Dataset items
* * * * *
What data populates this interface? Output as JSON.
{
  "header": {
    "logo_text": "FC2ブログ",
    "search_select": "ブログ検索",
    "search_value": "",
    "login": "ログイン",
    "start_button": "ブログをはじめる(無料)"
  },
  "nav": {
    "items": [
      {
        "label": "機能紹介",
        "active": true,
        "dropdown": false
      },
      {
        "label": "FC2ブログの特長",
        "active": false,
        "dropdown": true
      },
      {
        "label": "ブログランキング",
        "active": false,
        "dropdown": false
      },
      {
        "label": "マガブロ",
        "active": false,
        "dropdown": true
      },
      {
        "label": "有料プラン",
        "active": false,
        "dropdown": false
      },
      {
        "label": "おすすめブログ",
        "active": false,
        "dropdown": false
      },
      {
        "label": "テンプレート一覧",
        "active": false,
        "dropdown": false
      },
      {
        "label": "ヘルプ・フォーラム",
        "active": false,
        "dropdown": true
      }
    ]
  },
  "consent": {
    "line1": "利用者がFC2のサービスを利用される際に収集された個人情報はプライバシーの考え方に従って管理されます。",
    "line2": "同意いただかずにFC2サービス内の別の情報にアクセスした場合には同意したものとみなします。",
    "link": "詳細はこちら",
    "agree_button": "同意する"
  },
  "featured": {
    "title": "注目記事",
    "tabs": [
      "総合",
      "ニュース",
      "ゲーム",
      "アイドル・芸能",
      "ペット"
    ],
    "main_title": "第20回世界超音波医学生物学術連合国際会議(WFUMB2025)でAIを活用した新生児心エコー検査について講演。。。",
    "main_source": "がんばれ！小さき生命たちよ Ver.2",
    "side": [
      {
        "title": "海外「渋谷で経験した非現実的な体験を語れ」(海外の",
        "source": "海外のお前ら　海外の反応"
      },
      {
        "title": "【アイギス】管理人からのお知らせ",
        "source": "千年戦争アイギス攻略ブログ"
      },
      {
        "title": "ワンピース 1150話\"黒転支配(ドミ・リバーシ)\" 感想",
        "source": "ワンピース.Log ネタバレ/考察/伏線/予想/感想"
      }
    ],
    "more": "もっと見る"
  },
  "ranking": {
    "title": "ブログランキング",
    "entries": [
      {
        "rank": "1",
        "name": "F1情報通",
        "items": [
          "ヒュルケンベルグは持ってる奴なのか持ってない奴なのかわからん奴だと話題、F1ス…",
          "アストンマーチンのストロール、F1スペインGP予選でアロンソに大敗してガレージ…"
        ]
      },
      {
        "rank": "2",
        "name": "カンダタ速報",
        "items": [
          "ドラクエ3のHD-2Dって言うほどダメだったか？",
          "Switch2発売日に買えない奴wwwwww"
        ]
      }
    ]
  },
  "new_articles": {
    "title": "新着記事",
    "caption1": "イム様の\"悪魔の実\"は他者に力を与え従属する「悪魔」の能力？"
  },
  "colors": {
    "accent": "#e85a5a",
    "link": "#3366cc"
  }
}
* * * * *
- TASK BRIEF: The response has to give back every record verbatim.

- RESPONSE BELOW:
What data populates this interface? Output as JSON.
{
  "header": {
    "logo_text": "FC2ブログ",
    "search_select": "ブログ検索",
    "search_value": "",
    "login": "ログイン",
    "start_button": "ブログをはじめる(無料)"
  },
  "nav": {
    "items": [
      {
        "label": "機能紹介",
        "active": true,
        "dropdown": false
      },
      {
        "label": "FC2ブログの特長",
        "active": false,
        "dropdown": true
      },
      {
        "label": "ブログランキング",
        "active": false,
        "dropdown": false
      },
      {
        "label": "マガブロ",
        "active": false,
        "dropdown": true
      },
      {
        "label": "有料プラン",
        "active": false,
        "dropdown": false
      },
      {
        "label": "おすすめブログ",
        "active": false,
        "dropdown": false
      },
      {
        "label": "テンプレート一覧",
        "active": false,
        "dropdown": false
      },
      {
        "label": "ヘルプ・フォーラム",
        "active": false,
        "dropdown": true
      }
    ]
  },
  "consent": {
    "line1": "利用者がFC2のサービスを利用される際に収集された個人情報はプライバシーの考え方に従って管理されます。",
    "line2": "同意いただかずにFC2サービス内の別の情報にアクセスした場合には同意したものとみなします。",
    "link": "詳細はこちら",
    "agree_button": "同意する"
  },
  "featured": {
    "title": "注目記事",
    "tabs": [
      "総合",
      "ニュース",
      "ゲーム",
      "アイドル・芸能",
      "ペット"
    ],
    "main_title": "第20回世界超音波医学生物学術連合国際会議(WFUMB2025)でAIを活用した新生児心エコー検査について講演。。。",
    "main_source": "がんばれ！小さき生命たちよ Ver.2",
    "side": [
      {
        "title": "海外「渋谷で経験した非現実的な体験を語れ」(海外の",
        "source": "海外のお前ら　海外の反応"
      },
      {
        "title": "【アイギス】管理人からのお知らせ",
        "source": "千年戦争アイギス攻略ブログ"
      },
      {
        "title": "ワンピース 1150話\"黒転支配(ドミ・リバーシ)\" 感想",
        "source": "ワンピース.Log ネタバレ/考察/伏線/予想/感想"
      }
    ],
    "more": "もっと見る"
  },
  "ranking": {
    "title": "ブログランキング",
    "entries": [
      {
        "rank": "1",
        "name": "F1情報通",
        "items": [
          "ヒュルケンベルグは持ってる奴なのか持ってない奴なのかわからん奴だと話題、F1ス…",
          "アストンマーチンのストロール、F1スペインGP予選でアロンソに大敗してガレージ…"
        ]
      },
      {
        "rank": "2",
        "name": "カンダタ速報",
        "items": [
          "ドラクエ3のHD-2Dって言うほどダメだったか？",
          "Switch2発売日に買えない奴wwwwww"
        ]
      }
    ]
  },
  "new_articles": {
    "title": "新着記事",
    "caption1": "イム様の\"悪魔の実\"は他者に力を与え従属する「悪魔」の能力？"
  },
  "colors": {
    "accent": "#e85a5a",
    "link": "#3366cc"
  }
}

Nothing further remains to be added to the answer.